Today, I’ve reached a new groove where I’m loving my job. The same job that was burning me out so badly last year I wanted to quit. I am excited about the scientific advances I’m making. I’m writing papers I absolutely love. I am no longer looking at FI as a ticket out. I’m looking at it as an milestone at which I’ll never need to worry about being downsized. If something happened and I hit FI tomorrow, I don’t think I’d want to quit my job. I might try to move to something where I had more time to do other things I loved, but I’m having too much fun to quit completely.
And it’s not just work
Literally everything in my life has gotten better since last year. Moving past all of that unhappiness at work has completely changed me as a person. I’m happier. I have more energy. I’m much healthier both physically and mentally than last year.
If I spent the first 6 months of my 36th year getting mentally healthier, I’ve spent the last 6 months of my 36th year getting healthier physically. I fully think that the two are linked.
When I took on that difficult project at work, I immediately gained 12 pounds (and a million gray hairs).
In January this year the most stressful project finally wrapped up and my weight started to go back down. And as I started to enjoy my job more and more each day, I started picking up more healthy habits.
At some point, I resumed flossing every day. I know you’re supposed to floss, but I never made time for it when I was so stressed. And after I started flossing, I realized that healthy people put on sunscreen every day before they leave the house. So I started doing that too.
I like the writing of James Clear. He has this great article about identity habits and how they change all of your other habits. At some point in this past year, I changed my identity. I became someone who is healthy. Since January I’ve
- started flossing daily
- started putting on sunscreen every day before I leave the house
- quit drinking diet soda
- become a vegetarian
- eat vegan with the exception of supper
- adopted an intermittent fasting eating schedule

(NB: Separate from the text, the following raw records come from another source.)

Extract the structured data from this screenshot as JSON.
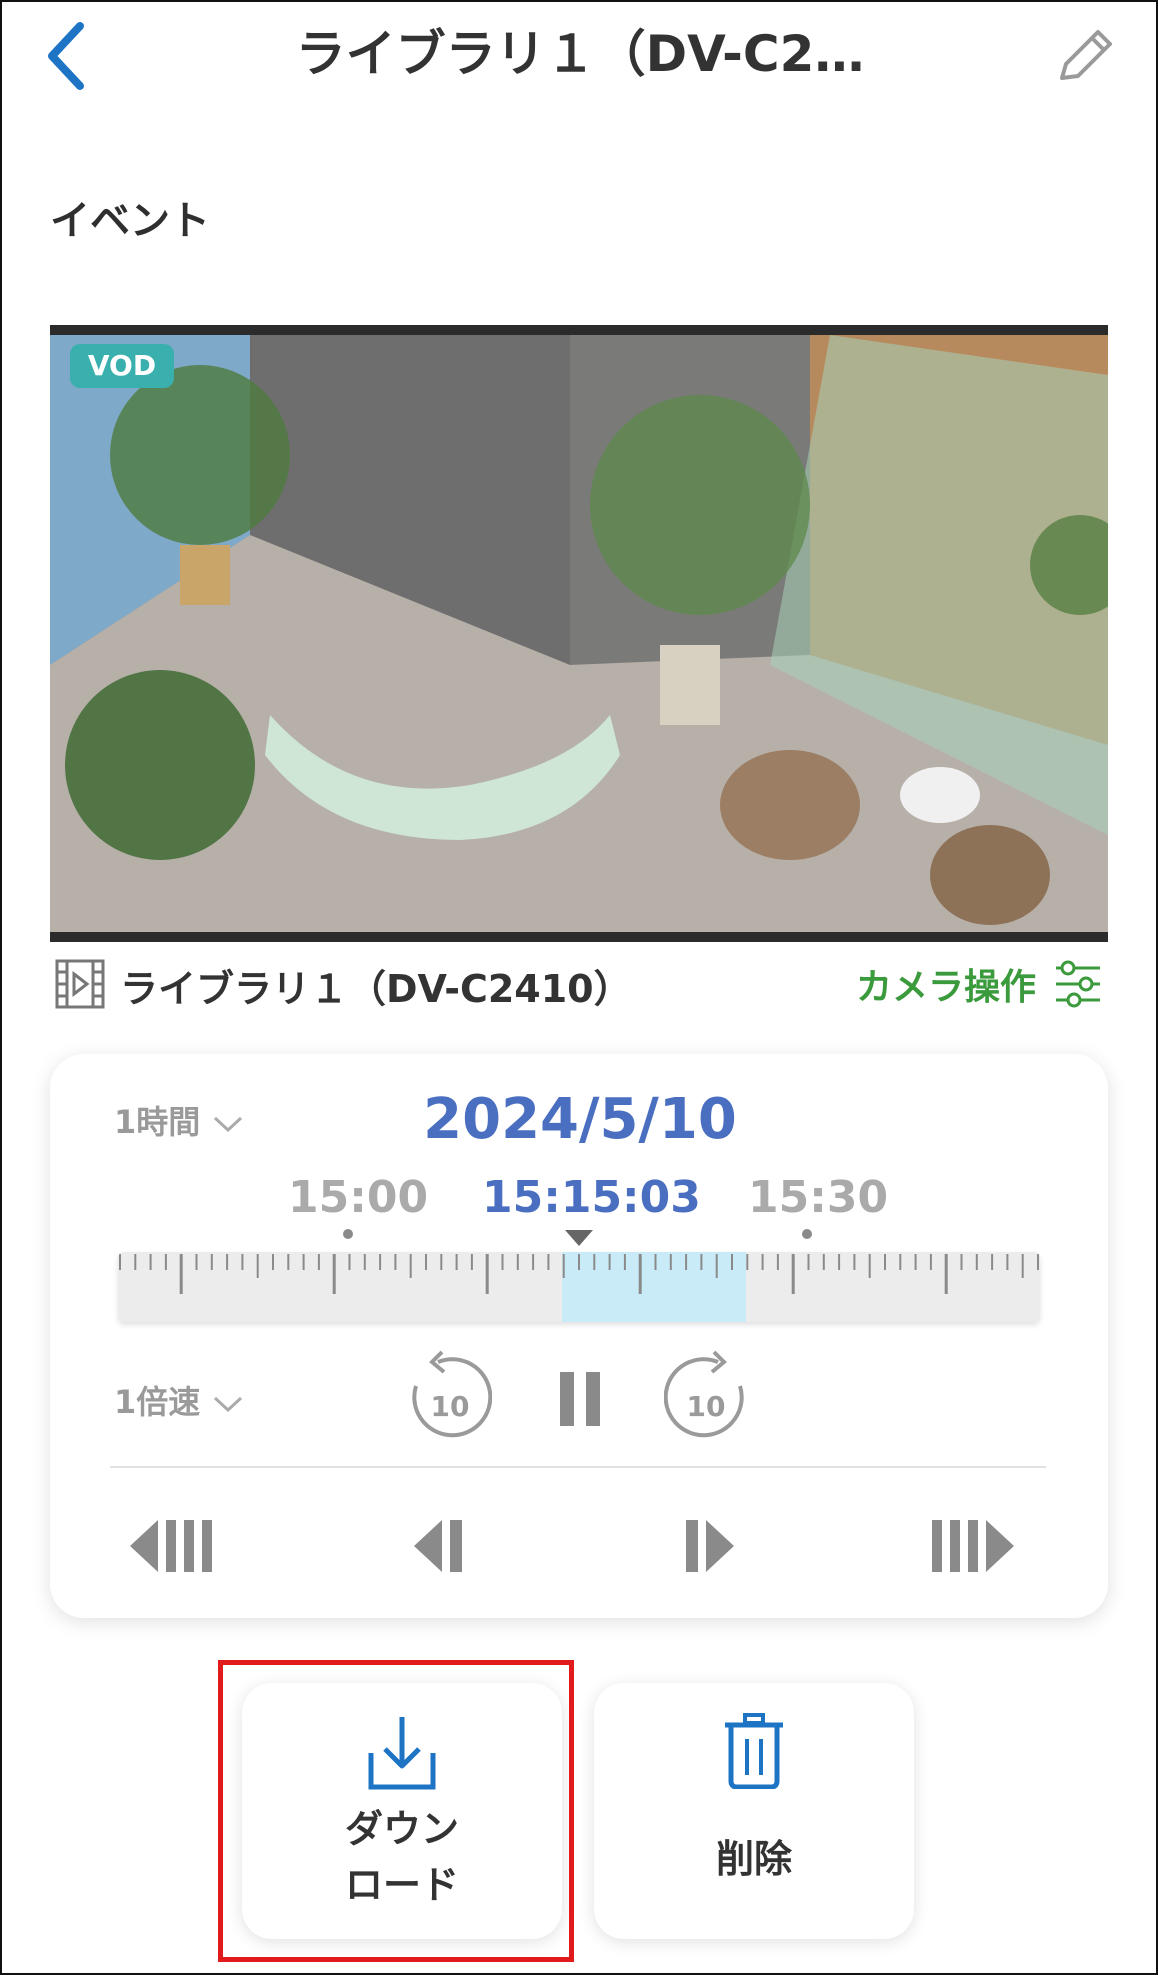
{
  "header": {
    "title": "ライブラリ１（DV-C2…",
    "back_icon": "chevron-left-icon",
    "edit_icon": "pencil-icon"
  },
  "section": {
    "label": "イベント"
  },
  "video": {
    "badge": "VOD",
    "accent": "#3ab0ae"
  },
  "camera": {
    "name": "ライブラリ１（DV-C2410）",
    "operate_label": "カメラ操作",
    "operate_color": "#3a9a3c"
  },
  "player": {
    "range": "1時間",
    "date": "2024/5/10",
    "current_time": "15:15:03",
    "tick_left": "15:00",
    "tick_right": "15:30",
    "speed": "1倍速",
    "rewind_seconds": "10",
    "forward_seconds": "10",
    "accent": "#4a6fc1"
  },
  "actions": {
    "download": [
      "ダウン",
      "ロード"
    ],
    "delete": "削除",
    "icon_color": "#1e74c4"
  }
}
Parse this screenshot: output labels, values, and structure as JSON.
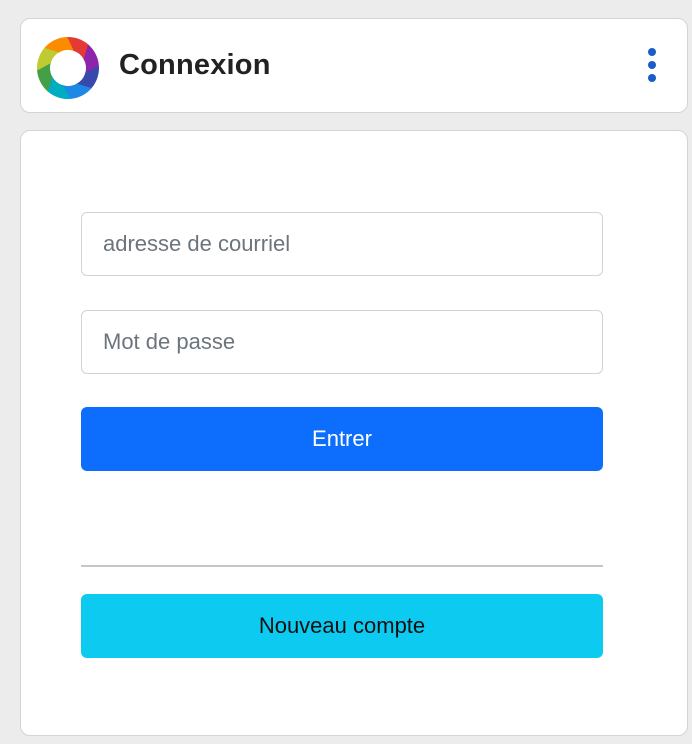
{
  "header": {
    "title": "Connexion",
    "logo_icon": "aperture-logo-icon",
    "menu_icon": "more-vertical-icon"
  },
  "login": {
    "email_placeholder": "adresse de courriel",
    "email_value": "",
    "password_placeholder": "Mot de passe",
    "password_value": "",
    "submit_label": "Entrer",
    "new_account_label": "Nouveau compte"
  },
  "colors": {
    "primary_button": "#0d6efd",
    "secondary_button": "#0dcaf0",
    "menu_dots": "#1a5cc8",
    "background": "#ececec"
  }
}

Those changes are huge. I feel so strong. And because I’m taking good care of what’s going into my body, I’ve felt inspired to push my workouts. Much to my surprise I’ve started winning age group awards again at running races. Hell, I even won my age group at a race this summer. I haven’t won my age group outright in years.
Feeling physically strong has also made me even more focused on keeping a healthy balance at work. I’m very focused on which projects I say “yes” to and which I pass on to someone else.
Somewhere in this past solar orbit, I’ve changed from being at very unhealthy spot to an extremely happy and healthy spot. Everything I’ve changed has made me happier and given me more energy to change things for the better. I’m extremely lucky to have had the moment of clarity last year where I decided I needed to change.
I’m extremely optimistic about the future. At some point I know I’ll face hardships and setbacks. But I feel stronger and more resilient. And mostly, wiser. I feel like people complain about getting older. But honestly, I learned so much from taking on the stressful work project. I learned that my health is worth more than money or career success.
Having gotten stronger, healthier, and wiser in the past year, how could I not feel that my 37th year is going to be my best one yet? **
*Yes we work hard. But I also loathe the bootstrap narrative. I also have had many small advantages in my life, you can read more about those here.
**Hopefully not famous last words.